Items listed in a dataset
• • •
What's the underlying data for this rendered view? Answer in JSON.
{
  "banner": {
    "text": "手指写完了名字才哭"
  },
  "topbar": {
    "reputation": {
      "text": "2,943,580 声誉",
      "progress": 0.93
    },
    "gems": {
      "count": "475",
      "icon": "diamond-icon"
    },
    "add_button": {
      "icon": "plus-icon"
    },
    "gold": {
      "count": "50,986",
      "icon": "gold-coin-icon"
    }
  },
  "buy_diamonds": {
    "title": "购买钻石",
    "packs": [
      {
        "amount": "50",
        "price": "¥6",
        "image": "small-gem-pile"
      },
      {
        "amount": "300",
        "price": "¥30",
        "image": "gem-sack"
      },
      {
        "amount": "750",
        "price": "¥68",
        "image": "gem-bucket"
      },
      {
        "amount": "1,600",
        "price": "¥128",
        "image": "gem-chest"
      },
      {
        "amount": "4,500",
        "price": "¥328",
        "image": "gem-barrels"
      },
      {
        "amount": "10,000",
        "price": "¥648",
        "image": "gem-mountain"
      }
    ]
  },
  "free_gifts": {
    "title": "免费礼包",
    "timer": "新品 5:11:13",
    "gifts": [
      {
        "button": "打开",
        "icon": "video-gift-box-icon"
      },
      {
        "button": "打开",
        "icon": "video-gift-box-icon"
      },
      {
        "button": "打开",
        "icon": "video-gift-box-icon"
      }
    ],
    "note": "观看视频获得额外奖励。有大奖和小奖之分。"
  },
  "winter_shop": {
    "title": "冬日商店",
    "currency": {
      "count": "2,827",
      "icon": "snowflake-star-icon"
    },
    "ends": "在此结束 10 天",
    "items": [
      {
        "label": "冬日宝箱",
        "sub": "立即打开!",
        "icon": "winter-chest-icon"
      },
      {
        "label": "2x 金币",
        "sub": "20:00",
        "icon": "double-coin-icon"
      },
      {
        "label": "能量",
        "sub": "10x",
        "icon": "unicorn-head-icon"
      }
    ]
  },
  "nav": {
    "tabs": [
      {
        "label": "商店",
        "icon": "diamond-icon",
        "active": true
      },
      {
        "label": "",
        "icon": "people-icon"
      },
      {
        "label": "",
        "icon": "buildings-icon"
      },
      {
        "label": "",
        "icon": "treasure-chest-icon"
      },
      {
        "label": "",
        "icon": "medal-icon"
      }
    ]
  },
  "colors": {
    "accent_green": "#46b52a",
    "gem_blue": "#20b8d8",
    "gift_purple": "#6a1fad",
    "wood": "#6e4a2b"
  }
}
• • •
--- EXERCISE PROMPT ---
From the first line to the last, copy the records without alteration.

--- REPLY ---
What's the underlying data for this rendered view? Answer in JSON.
{
  "banner": {
    "text": "手指写完了名字才哭"
  },
  "topbar": {
    "reputation": {
      "text": "2,943,580 声誉",
      "progress": 0.93
    },
    "gems": {
      "count": "475",
      "icon": "diamond-icon"
    },
    "add_button": {
      "icon": "plus-icon"
    },
    "gold": {
      "count": "50,986",
      "icon": "gold-coin-icon"
    }
  },
  "buy_diamonds": {
    "title": "购买钻石",
    "packs": [
      {
        "amount": "50",
        "price": "¥6",
        "image": "small-gem-pile"
      },
      {
        "amount": "300",
        "price": "¥30",
        "image": "gem-sack"
      },
      {
        "amount": "750",
        "price": "¥68",
        "image": "gem-bucket"
      },
      {
        "amount": "1,600",
        "price": "¥128",
        "image": "gem-chest"
      },
      {
        "amount": "4,500",
        "price": "¥328",
        "image": "gem-barrels"
      },
      {
        "amount": "10,000",
        "price": "¥648",
        "image": "gem-mountain"
      }
    ]
  },
  "free_gifts": {
    "title": "免费礼包",
    "timer": "新品 5:11:13",
    "gifts": [
      {
        "button": "打开",
        "icon": "video-gift-box-icon"
      },
      {
        "button": "打开",
        "icon": "video-gift-box-icon"
      },
      {
        "button": "打开",
        "icon": "video-gift-box-icon"
      }
    ],
    "note": "观看视频获得额外奖励。有大奖和小奖之分。"
  },
  "winter_shop": {
    "title": "冬日商店",
    "currency": {
      "count": "2,827",
      "icon": "snowflake-star-icon"
    },
    "ends": "在此结束 10 天",
    "items": [
      {
        "label": "冬日宝箱",
        "sub": "立即打开!",
        "icon": "winter-chest-icon"
      },
      {
        "label": "2x 金币",
        "sub": "20:00",
        "icon": "double-coin-icon"
      },
      {
        "label": "能量",
        "sub": "10x",
        "icon": "unicorn-head-icon"
      }
    ]
  },
  "nav": {
    "tabs": [
      {
        "label": "商店",
        "icon": "diamond-icon",
        "active": true
      },
      {
        "label": "",
        "icon": "people-icon"
      },
      {
        "label": "",
        "icon": "buildings-icon"
      },
      {
        "label": "",
        "icon": "treasure-chest-icon"
      },
      {
        "label": "",
        "icon": "medal-icon"
      }
    ]
  },
  "colors": {
    "accent_green": "#46b52a",
    "gem_blue": "#20b8d8",
    "gift_purple": "#6a1fad",
    "wood": "#6e4a2b"
  }
}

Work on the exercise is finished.